> **TASK DIRECTIONS**: The entries are to be output in full, word for word.

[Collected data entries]
┌──
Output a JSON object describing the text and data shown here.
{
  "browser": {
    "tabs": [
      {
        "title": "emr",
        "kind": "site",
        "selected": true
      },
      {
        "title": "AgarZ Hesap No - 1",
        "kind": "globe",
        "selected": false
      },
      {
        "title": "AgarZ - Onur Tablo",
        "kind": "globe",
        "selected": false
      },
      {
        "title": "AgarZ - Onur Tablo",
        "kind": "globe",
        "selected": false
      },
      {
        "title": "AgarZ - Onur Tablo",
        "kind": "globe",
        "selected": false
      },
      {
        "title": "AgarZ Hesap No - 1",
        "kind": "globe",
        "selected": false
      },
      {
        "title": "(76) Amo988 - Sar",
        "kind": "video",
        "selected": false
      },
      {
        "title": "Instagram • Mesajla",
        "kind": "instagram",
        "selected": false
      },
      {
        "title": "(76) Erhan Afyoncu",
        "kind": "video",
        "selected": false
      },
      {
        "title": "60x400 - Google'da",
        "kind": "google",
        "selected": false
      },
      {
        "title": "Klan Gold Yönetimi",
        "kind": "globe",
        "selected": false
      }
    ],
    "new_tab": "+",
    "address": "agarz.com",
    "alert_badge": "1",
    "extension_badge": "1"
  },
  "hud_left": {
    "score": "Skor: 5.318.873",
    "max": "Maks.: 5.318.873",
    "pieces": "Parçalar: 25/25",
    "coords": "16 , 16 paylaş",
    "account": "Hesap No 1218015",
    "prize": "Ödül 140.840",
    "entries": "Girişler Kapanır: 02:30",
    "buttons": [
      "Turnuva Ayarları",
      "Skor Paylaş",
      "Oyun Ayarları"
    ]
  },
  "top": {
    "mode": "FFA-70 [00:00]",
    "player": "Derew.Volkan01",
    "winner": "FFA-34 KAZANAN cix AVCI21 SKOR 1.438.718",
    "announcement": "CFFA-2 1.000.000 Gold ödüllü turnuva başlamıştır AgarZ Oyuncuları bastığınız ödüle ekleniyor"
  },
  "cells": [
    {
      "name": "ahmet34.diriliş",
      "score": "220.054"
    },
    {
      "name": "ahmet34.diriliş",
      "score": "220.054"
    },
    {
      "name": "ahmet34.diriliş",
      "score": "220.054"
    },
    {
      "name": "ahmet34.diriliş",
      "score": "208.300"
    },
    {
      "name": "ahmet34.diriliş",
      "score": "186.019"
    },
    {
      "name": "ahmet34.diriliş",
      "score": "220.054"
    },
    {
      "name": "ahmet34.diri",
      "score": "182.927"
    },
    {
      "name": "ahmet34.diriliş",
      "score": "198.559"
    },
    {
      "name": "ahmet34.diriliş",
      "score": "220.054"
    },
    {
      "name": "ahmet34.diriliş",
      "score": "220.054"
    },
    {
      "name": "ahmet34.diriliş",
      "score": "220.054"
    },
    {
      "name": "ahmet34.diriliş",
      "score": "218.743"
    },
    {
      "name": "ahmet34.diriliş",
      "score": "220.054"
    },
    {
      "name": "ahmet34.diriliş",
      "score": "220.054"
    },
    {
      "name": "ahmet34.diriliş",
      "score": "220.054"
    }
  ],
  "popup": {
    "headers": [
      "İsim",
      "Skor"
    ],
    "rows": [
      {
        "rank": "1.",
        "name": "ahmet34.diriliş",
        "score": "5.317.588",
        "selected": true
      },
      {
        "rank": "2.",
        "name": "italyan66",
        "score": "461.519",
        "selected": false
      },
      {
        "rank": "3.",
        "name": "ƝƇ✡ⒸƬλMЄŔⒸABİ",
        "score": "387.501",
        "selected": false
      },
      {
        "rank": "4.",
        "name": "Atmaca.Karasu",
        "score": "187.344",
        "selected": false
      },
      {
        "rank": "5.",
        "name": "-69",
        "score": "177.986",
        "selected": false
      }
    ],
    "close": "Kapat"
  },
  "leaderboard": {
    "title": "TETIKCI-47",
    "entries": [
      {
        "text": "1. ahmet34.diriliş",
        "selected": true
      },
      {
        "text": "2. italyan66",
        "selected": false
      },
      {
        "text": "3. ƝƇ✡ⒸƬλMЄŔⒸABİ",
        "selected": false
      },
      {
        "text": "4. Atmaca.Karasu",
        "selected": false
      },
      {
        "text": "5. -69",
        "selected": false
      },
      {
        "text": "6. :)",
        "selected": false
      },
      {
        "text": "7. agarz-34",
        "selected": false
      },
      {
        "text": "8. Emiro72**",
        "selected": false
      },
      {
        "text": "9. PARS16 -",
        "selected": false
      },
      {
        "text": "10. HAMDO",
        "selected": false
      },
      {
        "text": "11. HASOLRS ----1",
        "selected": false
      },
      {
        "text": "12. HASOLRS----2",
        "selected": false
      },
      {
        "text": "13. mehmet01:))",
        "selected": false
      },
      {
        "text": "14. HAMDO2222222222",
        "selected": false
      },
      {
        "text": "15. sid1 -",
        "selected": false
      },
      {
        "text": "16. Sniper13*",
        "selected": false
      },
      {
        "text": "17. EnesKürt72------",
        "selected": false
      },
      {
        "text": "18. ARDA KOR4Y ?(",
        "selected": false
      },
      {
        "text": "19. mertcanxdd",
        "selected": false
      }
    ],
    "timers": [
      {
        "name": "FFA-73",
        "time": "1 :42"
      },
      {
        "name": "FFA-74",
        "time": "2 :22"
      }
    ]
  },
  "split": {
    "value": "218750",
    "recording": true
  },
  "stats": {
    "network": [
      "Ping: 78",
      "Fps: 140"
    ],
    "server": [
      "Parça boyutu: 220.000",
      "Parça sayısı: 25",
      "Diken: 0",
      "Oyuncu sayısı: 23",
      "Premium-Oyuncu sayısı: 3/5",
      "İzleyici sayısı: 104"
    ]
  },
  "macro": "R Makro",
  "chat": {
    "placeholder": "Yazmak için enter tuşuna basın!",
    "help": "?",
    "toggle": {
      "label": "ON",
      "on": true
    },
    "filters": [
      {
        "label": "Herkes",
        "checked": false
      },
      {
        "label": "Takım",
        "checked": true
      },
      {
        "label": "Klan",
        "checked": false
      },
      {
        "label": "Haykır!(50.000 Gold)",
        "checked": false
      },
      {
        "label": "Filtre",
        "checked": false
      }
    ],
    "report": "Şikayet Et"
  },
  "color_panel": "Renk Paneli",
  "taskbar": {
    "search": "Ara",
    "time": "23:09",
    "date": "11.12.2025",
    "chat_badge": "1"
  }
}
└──
> **SOLUTION**:
Output a JSON object describing the text and data shown here.
{
  "browser": {
    "tabs": [
      {
        "title": "emr",
        "kind": "site",
        "selected": true
      },
      {
        "title": "AgarZ Hesap No - 1",
        "kind": "globe",
        "selected": false
      },
      {
        "title": "AgarZ - Onur Tablo",
        "kind": "globe",
        "selected": false
      },
      {
        "title": "AgarZ - Onur Tablo",
        "kind": "globe",
        "selected": false
      },
      {
        "title": "AgarZ - Onur Tablo",
        "kind": "globe",
        "selected": false
      },
      {
        "title": "AgarZ Hesap No - 1",
        "kind": "globe",
        "selected": false
      },
      {
        "title": "(76) Amo988 - Sar",
        "kind": "video",
        "selected": false
      },
      {
        "title": "Instagram • Mesajla",
        "kind": "instagram",
        "selected": false
      },
      {
        "title": "(76) Erhan Afyoncu",
        "kind": "video",
        "selected": false
      },
      {
        "title": "60x400 - Google'da",
        "kind": "google",
        "selected": false
      },
      {
        "title": "Klan Gold Yönetimi",
        "kind": "globe",
        "selected": false
      }
    ],
    "new_tab": "+",
    "address": "agarz.com",
    "alert_badge": "1",
    "extension_badge": "1"
  },
  "hud_left": {
    "score": "Skor: 5.318.873",
    "max": "Maks.: 5.318.873",
    "pieces": "Parçalar: 25/25",
    "coords": "16 , 16 paylaş",
    "account": "Hesap No 1218015",
    "prize": "Ödül 140.840",
    "entries": "Girişler Kapanır: 02:30",
    "buttons": [
      "Turnuva Ayarları",
      "Skor Paylaş",
      "Oyun Ayarları"
    ]
  },
  "top": {
    "mode": "FFA-70 [00:00]",
    "player": "Derew.Volkan01",
    "winner": "FFA-34 KAZANAN cix AVCI21 SKOR 1.438.718",
    "announcement": "CFFA-2 1.000.000 Gold ödüllü turnuva başlamıştır AgarZ Oyuncuları bastığınız ödüle ekleniyor"
  },
  "cells": [
    {
      "name": "ahmet34.diriliş",
      "score": "220.054"
    },
    {
      "name": "ahmet34.diriliş",
      "score": "220.054"
    },
    {
      "name": "ahmet34.diriliş",
      "score": "220.054"
    },
    {
      "name": "ahmet34.diriliş",
      "score": "208.300"
    },
    {
      "name": "ahmet34.diriliş",
      "score": "186.019"
    },
    {
      "name": "ahmet34.diriliş",
      "score": "220.054"
    },
    {
      "name": "ahmet34.diri",
      "score": "182.927"
    },
    {
      "name": "ahmet34.diriliş",
      "score": "198.559"
    },
    {
      "name": "ahmet34.diriliş",
      "score": "220.054"
    },
    {
      "name": "ahmet34.diriliş",
      "score": "220.054"
    },
    {
      "name": "ahmet34.diriliş",
      "score": "220.054"
    },
    {
      "name": "ahmet34.diriliş",
      "score": "218.743"
    },
    {
      "name": "ahmet34.diriliş",
      "score": "220.054"
    },
    {
      "name": "ahmet34.diriliş",
      "score": "220.054"
    },
    {
      "name": "ahmet34.diriliş",
      "score": "220.054"
    }
  ],
  "popup": {
    "headers": [
      "İsim",
      "Skor"
    ],
    "rows": [
      {
        "rank": "1.",
        "name": "ahmet34.diriliş",
        "score": "5.317.588",
        "selected": true
      },
      {
        "rank": "2.",
        "name": "italyan66",
        "score": "461.519",
        "selected": false
      },
      {
        "rank": "3.",
        "name": "ƝƇ✡ⒸƬλMЄŔⒸABİ",
        "score": "387.501",
        "selected": false
      },
      {
        "rank": "4.",
        "name": "Atmaca.Karasu",
        "score": "187.344",
        "selected": false
      },
      {
        "rank": "5.",
        "name": "-69",
        "score": "177.986",
        "selected": false
      }
    ],
    "close": "Kapat"
  },
  "leaderboard": {
    "title": "TETIKCI-47",
    "entries": [
      {
        "text": "1. ahmet34.diriliş",
        "selected": true
      },
      {
        "text": "2. italyan66",
        "selected": false
      },
      {
        "text": "3. ƝƇ✡ⒸƬλMЄŔⒸABİ",
        "selected": false
      },
      {
        "text": "4. Atmaca.Karasu",
        "selected": false
      },
      {
        "text": "5. -69",
        "selected": false
      },
      {
        "text": "6. :)",
        "selected": false
      },
      {
        "text": "7. agarz-34",
        "selected": false
      },
      {
        "text": "8. Emiro72**",
        "selected": false
      },
      {
        "text": "9. PARS16 -",
        "selected": false
      },
      {
        "text": "10. HAMDO",
        "selected": false
      },
      {
        "text": "11. HASOLRS ----1",
        "selected": false
      },
      {
        "text": "12. HASOLRS----2",
        "selected": false
      },
      {
        "text": "13. mehmet01:))",
        "selected": false
      },
      {
        "text": "14. HAMDO2222222222",
        "selected": false
      },
      {
        "text": "15. sid1 -",
        "selected": false
      },
      {
        "text": "16. Sniper13*",
        "selected": false
      },
      {
        "text": "17. EnesKürt72------",
        "selected": false
      },
      {
        "text": "18. ARDA KOR4Y ?(",
        "selected": false
      },
      {
        "text": "19. mertcanxdd",
        "selected": false
      }
    ],
    "timers": [
      {
        "name": "FFA-73",
        "time": "1 :42"
      },
      {
        "name": "FFA-74",
        "time": "2 :22"
      }
    ]
  },
  "split": {
    "value": "218750",
    "recording": true
  },
  "stats": {
    "network": [
      "Ping: 78",
      "Fps: 140"
    ],
    "server": [
      "Parça boyutu: 220.000",
      "Parça sayısı: 25",
      "Diken: 0",
      "Oyuncu sayısı: 23",
      "Premium-Oyuncu sayısı: 3/5",
      "İzleyici sayısı: 104"
    ]
  },
  "macro": "R Makro",
  "chat": {
    "placeholder": "Yazmak için enter tuşuna basın!",
    "help": "?",
    "toggle": {
      "label": "ON",
      "on": true
    },
    "filters": [
      {
        "label": "Herkes",
        "checked": false
      },
      {
        "label": "Takım",
        "checked": true
      },
      {
        "label": "Klan",
        "checked": false
      },
      {
        "label": "Haykır!(50.000 Gold)",
        "checked": false
      },
      {
        "label": "Filtre",
        "checked": false
      }
    ],
    "report": "Şikayet Et"
  },
  "color_panel": "Renk Paneli",
  "taskbar": {
    "search": "Ara",
    "time": "23:09",
    "date": "11.12.2025",
    "chat_badge": "1"
  }
}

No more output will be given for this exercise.